=== Section Start ===
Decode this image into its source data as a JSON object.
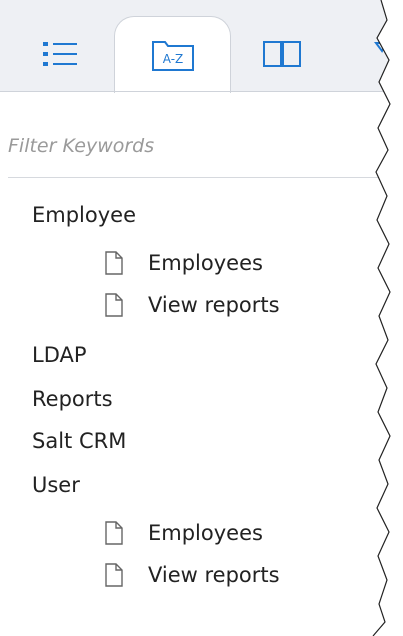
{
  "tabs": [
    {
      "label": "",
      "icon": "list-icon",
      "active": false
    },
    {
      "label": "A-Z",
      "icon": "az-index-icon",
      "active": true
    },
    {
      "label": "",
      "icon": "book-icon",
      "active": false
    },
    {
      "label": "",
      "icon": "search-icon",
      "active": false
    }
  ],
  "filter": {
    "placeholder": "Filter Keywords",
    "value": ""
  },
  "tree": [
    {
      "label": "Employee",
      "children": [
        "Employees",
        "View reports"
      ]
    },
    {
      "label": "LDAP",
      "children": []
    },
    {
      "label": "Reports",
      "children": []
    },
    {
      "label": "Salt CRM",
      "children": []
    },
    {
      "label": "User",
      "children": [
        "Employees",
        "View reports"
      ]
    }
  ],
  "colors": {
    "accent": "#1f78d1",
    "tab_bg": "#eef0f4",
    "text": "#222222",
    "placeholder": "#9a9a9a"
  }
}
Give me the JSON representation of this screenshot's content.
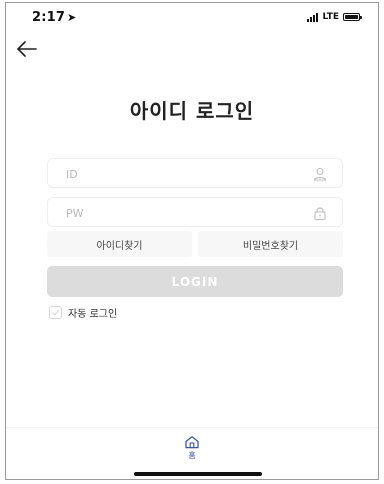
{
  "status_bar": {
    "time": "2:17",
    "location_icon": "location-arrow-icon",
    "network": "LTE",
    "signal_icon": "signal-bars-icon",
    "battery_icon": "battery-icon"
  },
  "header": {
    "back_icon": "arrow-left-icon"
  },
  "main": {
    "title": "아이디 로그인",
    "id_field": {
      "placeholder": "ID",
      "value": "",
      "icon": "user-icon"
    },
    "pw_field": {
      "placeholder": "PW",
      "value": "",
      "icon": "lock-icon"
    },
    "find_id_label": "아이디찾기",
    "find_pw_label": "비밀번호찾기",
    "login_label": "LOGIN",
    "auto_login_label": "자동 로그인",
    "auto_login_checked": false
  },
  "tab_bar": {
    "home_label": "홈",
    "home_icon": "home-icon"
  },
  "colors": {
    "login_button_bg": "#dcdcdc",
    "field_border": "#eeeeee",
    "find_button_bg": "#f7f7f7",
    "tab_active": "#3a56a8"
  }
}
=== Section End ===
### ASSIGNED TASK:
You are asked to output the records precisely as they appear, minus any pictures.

### EXPECTED ANSWER:
Decode this image into its source data as a JSON object.
{
  "tabs": [
    {
      "label": "",
      "icon": "list-icon",
      "active": false
    },
    {
      "label": "A-Z",
      "icon": "az-index-icon",
      "active": true
    },
    {
      "label": "",
      "icon": "book-icon",
      "active": false
    },
    {
      "label": "",
      "icon": "search-icon",
      "active": false
    }
  ],
  "filter": {
    "placeholder": "Filter Keywords",
    "value": ""
  },
  "tree": [
    {
      "label": "Employee",
      "children": [
        "Employees",
        "View reports"
      ]
    },
    {
      "label": "LDAP",
      "children": []
    },
    {
      "label": "Reports",
      "children": []
    },
    {
      "label": "Salt CRM",
      "children": []
    },
    {
      "label": "User",
      "children": [
        "Employees",
        "View reports"
      ]
    }
  ],
  "colors": {
    "accent": "#1f78d1",
    "tab_bg": "#eef0f4",
    "text": "#222222",
    "placeholder": "#9a9a9a"
  }
}
Give me the JSON representation of this screenshot's content.
{
  "status_bar": {
    "time": "2:17",
    "location_icon": "location-arrow-icon",
    "network": "LTE",
    "signal_icon": "signal-bars-icon",
    "battery_icon": "battery-icon"
  },
  "header": {
    "back_icon": "arrow-left-icon"
  },
  "main": {
    "title": "아이디 로그인",
    "id_field": {
      "placeholder": "ID",
      "value": "",
      "icon": "user-icon"
    },
    "pw_field": {
      "placeholder": "PW",
      "value": "",
      "icon": "lock-icon"
    },
    "find_id_label": "아이디찾기",
    "find_pw_label": "비밀번호찾기",
    "login_label": "LOGIN",
    "auto_login_label": "자동 로그인",
    "auto_login_checked": false
  },
  "tab_bar": {
    "home_label": "홈",
    "home_icon": "home-icon"
  },
  "colors": {
    "login_button_bg": "#dcdcdc",
    "field_border": "#eeeeee",
    "find_button_bg": "#f7f7f7",
    "tab_active": "#3a56a8"
  }
}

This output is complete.